Cecchini says that people have been drinking vinegar throughout history. Sometimes you'd drink it as a straight shot, particularly in the case of aged Italian balsamics and Japanese black vinegars. Raw vinegars were also be mixed with water and a sweetener like honey or molasses to make a refreshing, non-alcoholic alternative to simple water.
Drinking vinegar is technically called a "shrub." To make it, you take straight vinegar and macerate fruit and sugar (or other sweetener) into it. Cecchini talks about making his own shrubs using apple cider vinegar and seasonal fruits like sour cherries and apricots.
He says drinking vinegars are definitely sour despite being sweetened. However, they have an interesting complexity and cleanse the palate in a way that sodas and fruit drinks alone cannot.

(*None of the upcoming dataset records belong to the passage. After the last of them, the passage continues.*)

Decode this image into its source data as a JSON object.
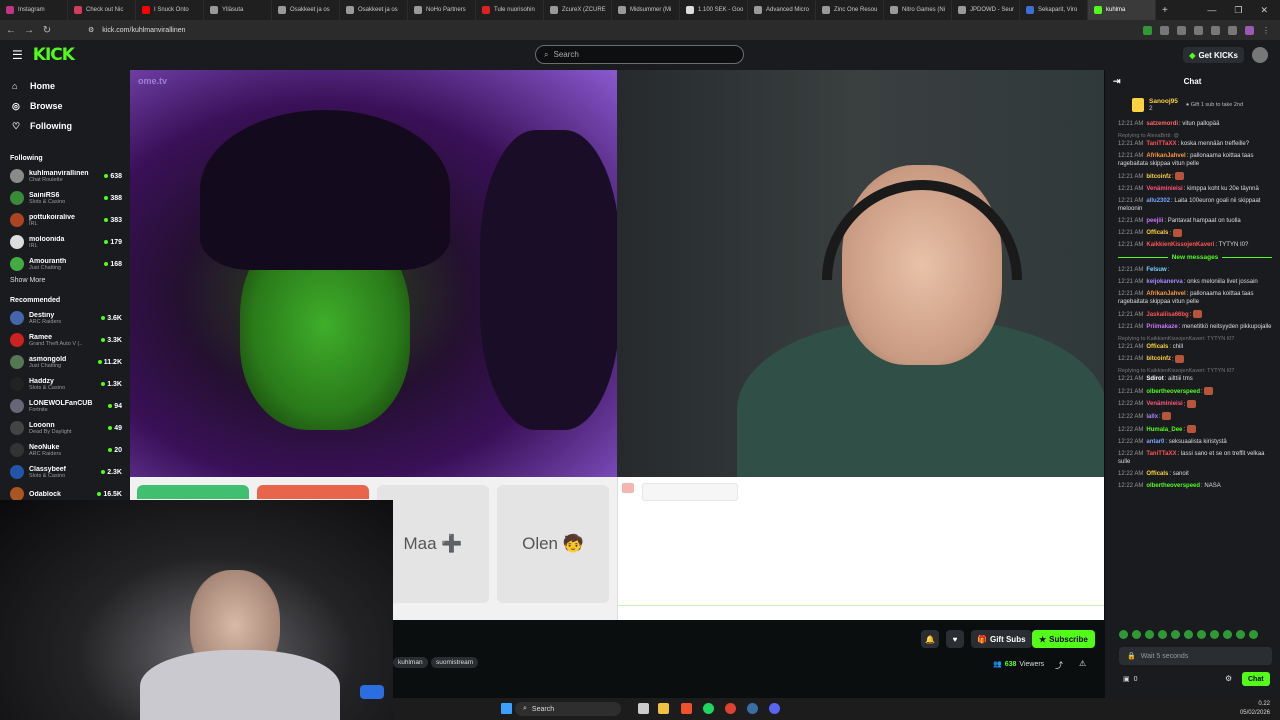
{
  "browser": {
    "tabs": [
      {
        "label": "Instagram",
        "color": "#c13584"
      },
      {
        "label": "Check out Nic",
        "color": "#d23c5a"
      },
      {
        "label": "I Snuck Onto",
        "color": "#ff0000"
      },
      {
        "label": "Ylläsuta",
        "color": "#9a9a9a"
      },
      {
        "label": "Osakkeet ja os",
        "color": "#9a9a9a"
      },
      {
        "label": "Osakkeet ja os",
        "color": "#9a9a9a"
      },
      {
        "label": "NoHo Partners",
        "color": "#9a9a9a"
      },
      {
        "label": "Tule nuorisohin",
        "color": "#e02020"
      },
      {
        "label": "ZcureX (ZCURE",
        "color": "#9a9a9a"
      },
      {
        "label": "Midsummer (Mi",
        "color": "#9a9a9a"
      },
      {
        "label": "1.100 SEK - Goo",
        "color": "#dddddd"
      },
      {
        "label": "Advanced Micro",
        "color": "#9a9a9a"
      },
      {
        "label": "Zinc One Resou",
        "color": "#9a9a9a"
      },
      {
        "label": "Nitro Games (Ni",
        "color": "#9a9a9a"
      },
      {
        "label": "JPDOWD - Seur",
        "color": "#9a9a9a"
      },
      {
        "label": "Sekaparit, Viro",
        "color": "#3b6fd4"
      },
      {
        "label": "kuhlma",
        "color": "#53fc18",
        "active": true
      }
    ],
    "new_tab": "+",
    "url": "kick.com/kuhlmanvirallinen"
  },
  "header": {
    "logo": "KICK",
    "search_placeholder": "Search",
    "get_kicks": "Get KICKs"
  },
  "sidebar": {
    "nav": [
      {
        "label": "Home",
        "icon": "home-icon",
        "glyph": "⌂"
      },
      {
        "label": "Browse",
        "icon": "browse-icon",
        "glyph": "◎"
      },
      {
        "label": "Following",
        "icon": "heart-icon",
        "glyph": "♡"
      }
    ],
    "following_title": "Following",
    "following": [
      {
        "name": "kuhlmanvirallinen",
        "category": "Chat Roulette",
        "viewers": "638",
        "color": "#8a8a8a"
      },
      {
        "name": "SainiRS6",
        "category": "Slots & Casino",
        "viewers": "388",
        "color": "#3a8a3a"
      },
      {
        "name": "pottukoiralive",
        "category": "IRL",
        "viewers": "383",
        "color": "#aa4422"
      },
      {
        "name": "moloonida",
        "category": "IRL",
        "viewers": "179",
        "color": "#ddd"
      },
      {
        "name": "Amouranth",
        "category": "Just Chatting",
        "viewers": "168",
        "color": "#44aa44"
      }
    ],
    "show_more": "Show More",
    "recommended_title": "Recommended",
    "recommended": [
      {
        "name": "Destiny",
        "category": "ARC Raiders",
        "viewers": "3.6K",
        "color": "#4466aa"
      },
      {
        "name": "Ramee",
        "category": "Grand Theft Auto V (..",
        "viewers": "3.3K",
        "color": "#cc2222"
      },
      {
        "name": "asmongold",
        "category": "Just Chatting",
        "viewers": "11.2K",
        "color": "#557755"
      },
      {
        "name": "Haddzy",
        "category": "Slots & Casino",
        "viewers": "1.3K",
        "color": "#222"
      },
      {
        "name": "LONEWOLFanCUB",
        "category": "Fortnite",
        "viewers": "94",
        "color": "#667"
      },
      {
        "name": "Looonn",
        "category": "Dead By Daylight",
        "viewers": "49",
        "color": "#444"
      },
      {
        "name": "NeoNuke",
        "category": "ARC Raiders",
        "viewers": "20",
        "color": "#333"
      },
      {
        "name": "Classybeef",
        "category": "Slots & Casino",
        "viewers": "2.3K",
        "color": "#2255aa"
      },
      {
        "name": "Odablock",
        "category": "",
        "viewers": "16.5K",
        "color": "#aa5522"
      }
    ]
  },
  "stream": {
    "ome_logo": "ome.tv",
    "cards": [
      "Maa ➕",
      "Olen 🧒"
    ],
    "gift_subs": "Gift Subs",
    "subscribe": "Subscribe",
    "viewers": "638",
    "viewers_label": "Viewers",
    "tags": [
      "kuhlman",
      "suomistream"
    ]
  },
  "chat": {
    "title": "Chat",
    "pinned_user": "Sanooj95",
    "pinned_text": "Gift 1 sub to take 2nd",
    "pinned_count": "2",
    "messages_before": [
      {
        "time": "12:21 AM",
        "user": "satzemordi",
        "color": "#ff6666",
        "text": "vitun pallopää"
      },
      {
        "time": "12:21 AM",
        "reply": "Replying to AlexaBrtti: @",
        "user": "TaniTTaXX",
        "color": "#ff5555",
        "text": "koska mennään treffeille?"
      },
      {
        "time": "12:21 AM",
        "user": "AfrikanJahvel",
        "color": "#ff9933",
        "text": "pallonaama koittaa taas ragebaitata skippaa vitun pelle"
      },
      {
        "time": "12:21 AM",
        "user": "bitcoinfz",
        "color": "#ffd23f",
        "text": "",
        "emote": true
      },
      {
        "time": "12:21 AM",
        "user": "Venäminieisi",
        "color": "#ff5577",
        "text": "kimppa koht ku 20e täynnä"
      },
      {
        "time": "12:21 AM",
        "user": "allu2302",
        "color": "#7aa5ff",
        "text": "Laita 100euron goali nii skippaat meloonin"
      },
      {
        "time": "12:21 AM",
        "user": "peejiii",
        "color": "#cc77ff",
        "text": "Pantavat hampaat on tuolla"
      },
      {
        "time": "12:21 AM",
        "user": "Officals",
        "color": "#ffd23f",
        "text": "",
        "emote": true
      },
      {
        "time": "12:21 AM",
        "user": "KaikkienKissojenKaveri",
        "color": "#ff5555",
        "text": "TYTYN I0?"
      }
    ],
    "new_messages": "New messages",
    "messages_after": [
      {
        "time": "12:21 AM",
        "user": "Felsuw",
        "color": "#7ad3ff",
        "text": ""
      },
      {
        "time": "12:21 AM",
        "user": "keijokanerva",
        "color": "#aa88ff",
        "text": "onks meloniila livet jossain"
      },
      {
        "time": "12:21 AM",
        "user": "AfrikanJahvel",
        "color": "#ff9933",
        "text": "pallonaama koittaa taas ragebaitata skippaa vitun pelle"
      },
      {
        "time": "12:21 AM",
        "user": "Jaskaliisa66bg",
        "color": "#ff5555",
        "text": "",
        "emote": true
      },
      {
        "time": "12:21 AM",
        "user": "Priimakaze",
        "color": "#cc77ff",
        "text": "menetitkö neitsyyden pikkupojalle"
      },
      {
        "time": "12:21 AM",
        "reply": "Replying to KaikkienKissojenKaveri: TYTYN I0?",
        "user": "Officals",
        "color": "#ffd23f",
        "text": "chill"
      },
      {
        "time": "12:21 AM",
        "user": "bitcoinfz",
        "color": "#ffd23f",
        "text": "",
        "emote": true
      },
      {
        "time": "12:21 AM",
        "reply": "Replying to KaikkienKissojenKaveri: TYTYN I0?",
        "user": "Sdirot",
        "color": "#ffffff",
        "text": "ailttiii tms"
      },
      {
        "time": "12:21 AM",
        "user": "olbertheoverspeed",
        "color": "#53fc18",
        "text": "",
        "emote": true
      },
      {
        "time": "12:22 AM",
        "user": "Venäminieisi",
        "color": "#ff5577",
        "text": "",
        "emote": true
      },
      {
        "time": "12:22 AM",
        "user": "lallx",
        "color": "#aa88ff",
        "text": "",
        "emote": true
      },
      {
        "time": "12:22 AM",
        "user": "Humala_Dee",
        "color": "#53fc18",
        "text": "",
        "emote": true
      },
      {
        "time": "12:22 AM",
        "user": "antar0",
        "color": "#7aa5ff",
        "text": "seksuaalista kiristystä"
      },
      {
        "time": "12:22 AM",
        "user": "TaniTTaXX",
        "color": "#ff5555",
        "text": "lassi sano et se on treffit velkaa sulle"
      },
      {
        "time": "12:22 AM",
        "user": "Officals",
        "color": "#ffd23f",
        "text": "sanoit"
      },
      {
        "time": "12:22 AM",
        "user": "olbertheoverspeed",
        "color": "#53fc18",
        "text": "NASA"
      }
    ],
    "input_placeholder": "Wait 5 seconds",
    "kicks": "0",
    "send": "Chat"
  },
  "taskbar": {
    "search": "Search",
    "time": "0.22",
    "date": "05/02/2026"
  }
}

If anyone has any leftover holiday partying to do, we think this would make a good beverage to offer anyone not drinking alcohol!
Have any of you tried making your own shrub since Elizabeth's post?
• To hear the whole interview and get a recipe for DIY Shrub, visit the Good Food website.
• Take a look at Toby Cecchini's article on drinking vinegars in the New York Times Magazine that sparked this interview.
• If you're not up for making your own, commercial drinking vinegars are available through sources like chefshop.com and Tait Farm Foods.